#1

I just got back from a bead buying trip to China. A number of
vendors showed a purple bead material that was, they say, a natural
stone from South Africa.

The purple was similar to sugilite or charoite. The color and
composition varied from bead to bead and from vendor to vendor. It
did not appear to be synthetic “block” material but it could have
been stabalized. The name was consistant, either purpleite or
purplite. In searching mineral websites the only likely stone
seemed to be Stichtite - a soft stone. It was more expensive than
"basic" stone beads but not as expensive as good sugilite or
charoite.

I bought a few strands that will arrive in a few days. I can post a
picure on my website and post a link here. I don’t see a way to post
a picture to ganoksin. Although I’ve searched the orchid archives
for some time, this is my first post.

Thanks for any 
Russ (Rings & Things - Spokane WA - USA)

<edit>
To share files use the Orchid FTP . http://www.ganoksin.com/ftp/
Ton
</edit>

#2

Russ - There is a mineral called purpurite - see
http://mineral.galleries.com/minerals/phosphat/purpurit/purpurit.htm

As I understand it it is not suitable for lapidary but I have seen
cabs labelled purpurite. They don’t seem to be the same color as the
mineral specimens (sort of magenta) so I’m not sure, but there may be
another form of purpurite that is more easily cabbed.

Debby


#3

Russ - I think it likely that the mineral is purpurite, manganese
iron phosphate.

Jim Small
Small Wonders Lapidary


#4

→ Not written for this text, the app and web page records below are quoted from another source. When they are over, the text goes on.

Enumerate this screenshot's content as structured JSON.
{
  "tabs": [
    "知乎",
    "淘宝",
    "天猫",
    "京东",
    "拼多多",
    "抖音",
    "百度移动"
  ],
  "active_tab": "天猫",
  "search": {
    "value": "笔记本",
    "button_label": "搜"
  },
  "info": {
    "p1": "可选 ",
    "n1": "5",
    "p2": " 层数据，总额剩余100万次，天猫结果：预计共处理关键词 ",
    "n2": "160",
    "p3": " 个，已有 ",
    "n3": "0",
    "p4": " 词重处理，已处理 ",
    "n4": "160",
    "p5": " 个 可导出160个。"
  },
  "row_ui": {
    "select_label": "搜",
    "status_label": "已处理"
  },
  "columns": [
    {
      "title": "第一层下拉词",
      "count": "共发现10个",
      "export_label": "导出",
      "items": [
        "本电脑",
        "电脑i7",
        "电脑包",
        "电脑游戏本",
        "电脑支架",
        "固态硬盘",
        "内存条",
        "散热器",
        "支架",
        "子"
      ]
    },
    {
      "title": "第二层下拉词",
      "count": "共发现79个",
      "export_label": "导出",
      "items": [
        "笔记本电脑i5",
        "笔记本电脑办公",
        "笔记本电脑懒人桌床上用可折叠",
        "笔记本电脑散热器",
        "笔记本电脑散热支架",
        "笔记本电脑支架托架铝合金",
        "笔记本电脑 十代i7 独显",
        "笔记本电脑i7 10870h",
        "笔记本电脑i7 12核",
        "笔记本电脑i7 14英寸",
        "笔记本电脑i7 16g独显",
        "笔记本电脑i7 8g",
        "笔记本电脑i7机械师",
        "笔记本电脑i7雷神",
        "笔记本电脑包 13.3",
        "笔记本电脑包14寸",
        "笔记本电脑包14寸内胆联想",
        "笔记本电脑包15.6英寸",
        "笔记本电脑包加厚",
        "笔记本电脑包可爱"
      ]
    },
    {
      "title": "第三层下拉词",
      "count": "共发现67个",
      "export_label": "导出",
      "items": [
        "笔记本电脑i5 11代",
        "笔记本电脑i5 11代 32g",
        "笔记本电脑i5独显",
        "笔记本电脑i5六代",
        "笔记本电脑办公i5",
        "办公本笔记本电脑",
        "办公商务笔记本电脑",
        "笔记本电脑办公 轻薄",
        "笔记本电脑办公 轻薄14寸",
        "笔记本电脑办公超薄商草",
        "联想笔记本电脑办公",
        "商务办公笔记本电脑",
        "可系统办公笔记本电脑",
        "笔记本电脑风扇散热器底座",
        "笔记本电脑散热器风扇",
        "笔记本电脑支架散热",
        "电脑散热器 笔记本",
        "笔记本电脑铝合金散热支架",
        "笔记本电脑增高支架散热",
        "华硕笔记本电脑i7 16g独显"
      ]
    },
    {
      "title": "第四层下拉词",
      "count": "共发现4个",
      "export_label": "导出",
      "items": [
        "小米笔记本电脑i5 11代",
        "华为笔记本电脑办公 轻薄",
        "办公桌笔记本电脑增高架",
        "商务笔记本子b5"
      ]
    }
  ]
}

Hi I bought some Purpurite at Tuscon this year for ten dollars (a
couple of chunks) The guy said it came from Namibia. I sawed it on
my lap saw and it cut ok. Then I polished it (faceting lap and gem
carving style) and it lost all it’s purple colour–it went dark
brown/black. I tried sandblasting it,sanding it, oiling it and
vacuuming it in polyester resin but I was not successful in keeping
the original purple colour-- I chucked it in my ‘future to do’ box
Like to know how to work it and keep the colour, if someone knows…
Cheers, Hans Meevis


#5

Jim, I believe you are correct about the spelling and content. I
purchased a fairly large amount of this material from a gentleman at
a show in MD a number of years ago…he had 6 or 8 55 gal drums of
the stuff. I have cut a couple of stones over the years and used it
as inlay (it is good inlay material). It is indeed about a 5.5 or 6
in hardness I believe and fairly pourous but it polishes nicely.
Still have several lbs of it laying around somewhere.

Cheers from Don at The Charles Belle Studio in SOFL where simple
elegance IS fine jewelry! @coralnut2